Before choosing an outsourcing supplier, conduct an assessment to identify business goals, the financial benefits of outsourcing, and its impact on key stakeholders, such as loss of control. Be ready to recognize signs your business should be outsourcing, instead of driving them.
For instance, if you’re finding it difficult to deal with specialized projects or your team does not have the expertise required for an upcoming project, it may be time to outsource.
However, what’s more important during the assessment phase is to build your outsourcing provider must-have list based on your business objectives, and not the other way around. For instance, if you want to outsource your software or web development, think of what you expect from your outsourcing model when researching the variety of web and application design firms. If you’re okay with relinquishing full control for a project, then a fully managed software development outsourcing provider may be a good fit.
Finally, one downfall for outsourcing arrangements is the risk of security and information breaches that it can present. Before signing an outsourcing contract, be clear on how your provider or contractor handles sensitive information such as project reports, budgets and traffic data.
To address data privacy concerns when outsourcing, bring up potential cybersecurity training with your outsourcing provider. Ensure you are adhering to regulatory compliance laws as well, such as international data transfer laws (if you choose to outsource internationally).
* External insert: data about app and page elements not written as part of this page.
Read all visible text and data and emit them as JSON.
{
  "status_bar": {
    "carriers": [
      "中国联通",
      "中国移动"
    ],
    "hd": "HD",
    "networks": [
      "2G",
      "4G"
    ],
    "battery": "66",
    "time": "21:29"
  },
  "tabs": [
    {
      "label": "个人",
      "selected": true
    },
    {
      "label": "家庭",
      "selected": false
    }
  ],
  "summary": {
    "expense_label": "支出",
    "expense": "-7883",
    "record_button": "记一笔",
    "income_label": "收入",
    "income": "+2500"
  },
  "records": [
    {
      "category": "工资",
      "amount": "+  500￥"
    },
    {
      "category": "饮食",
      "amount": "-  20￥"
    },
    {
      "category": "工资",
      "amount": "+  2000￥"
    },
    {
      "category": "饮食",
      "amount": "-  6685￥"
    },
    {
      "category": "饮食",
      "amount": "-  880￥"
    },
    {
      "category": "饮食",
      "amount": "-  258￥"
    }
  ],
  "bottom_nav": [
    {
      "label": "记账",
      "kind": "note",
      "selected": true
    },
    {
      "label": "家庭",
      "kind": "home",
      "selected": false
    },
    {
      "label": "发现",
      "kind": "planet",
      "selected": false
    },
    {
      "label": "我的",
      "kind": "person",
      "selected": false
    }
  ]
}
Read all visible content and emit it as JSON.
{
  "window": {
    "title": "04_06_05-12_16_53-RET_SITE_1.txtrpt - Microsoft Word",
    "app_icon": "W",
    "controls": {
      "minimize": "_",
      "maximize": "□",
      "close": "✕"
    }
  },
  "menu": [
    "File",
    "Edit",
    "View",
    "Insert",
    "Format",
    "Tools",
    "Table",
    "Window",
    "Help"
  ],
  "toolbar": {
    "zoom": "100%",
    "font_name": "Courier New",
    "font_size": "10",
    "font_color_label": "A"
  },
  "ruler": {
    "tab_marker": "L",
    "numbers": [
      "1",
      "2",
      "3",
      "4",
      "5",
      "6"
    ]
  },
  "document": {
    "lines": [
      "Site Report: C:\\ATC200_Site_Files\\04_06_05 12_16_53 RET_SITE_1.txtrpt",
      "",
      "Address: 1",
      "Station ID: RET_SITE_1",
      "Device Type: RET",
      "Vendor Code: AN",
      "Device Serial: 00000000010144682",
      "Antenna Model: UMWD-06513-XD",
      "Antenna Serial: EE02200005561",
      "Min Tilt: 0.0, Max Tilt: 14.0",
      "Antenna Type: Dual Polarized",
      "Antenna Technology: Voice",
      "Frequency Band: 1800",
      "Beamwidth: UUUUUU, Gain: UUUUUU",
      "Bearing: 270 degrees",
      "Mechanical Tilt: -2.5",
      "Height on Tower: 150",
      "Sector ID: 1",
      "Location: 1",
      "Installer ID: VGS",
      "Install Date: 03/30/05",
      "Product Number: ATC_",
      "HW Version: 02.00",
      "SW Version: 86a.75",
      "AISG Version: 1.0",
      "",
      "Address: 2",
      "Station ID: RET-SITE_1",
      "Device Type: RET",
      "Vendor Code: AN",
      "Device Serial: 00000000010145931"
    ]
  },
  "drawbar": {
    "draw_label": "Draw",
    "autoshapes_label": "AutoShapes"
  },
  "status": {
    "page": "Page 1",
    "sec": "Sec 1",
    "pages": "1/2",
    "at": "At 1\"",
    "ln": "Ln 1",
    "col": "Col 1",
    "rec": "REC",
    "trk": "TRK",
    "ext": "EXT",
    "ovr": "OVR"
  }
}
There are many trends that will shape your business. Outsourcing is one that can be incredibly beneficial to your business if it’s done right. By following some of the best practices for outsourcing, you can minimize the bumps in the road and maximize the value it adds to your business operations.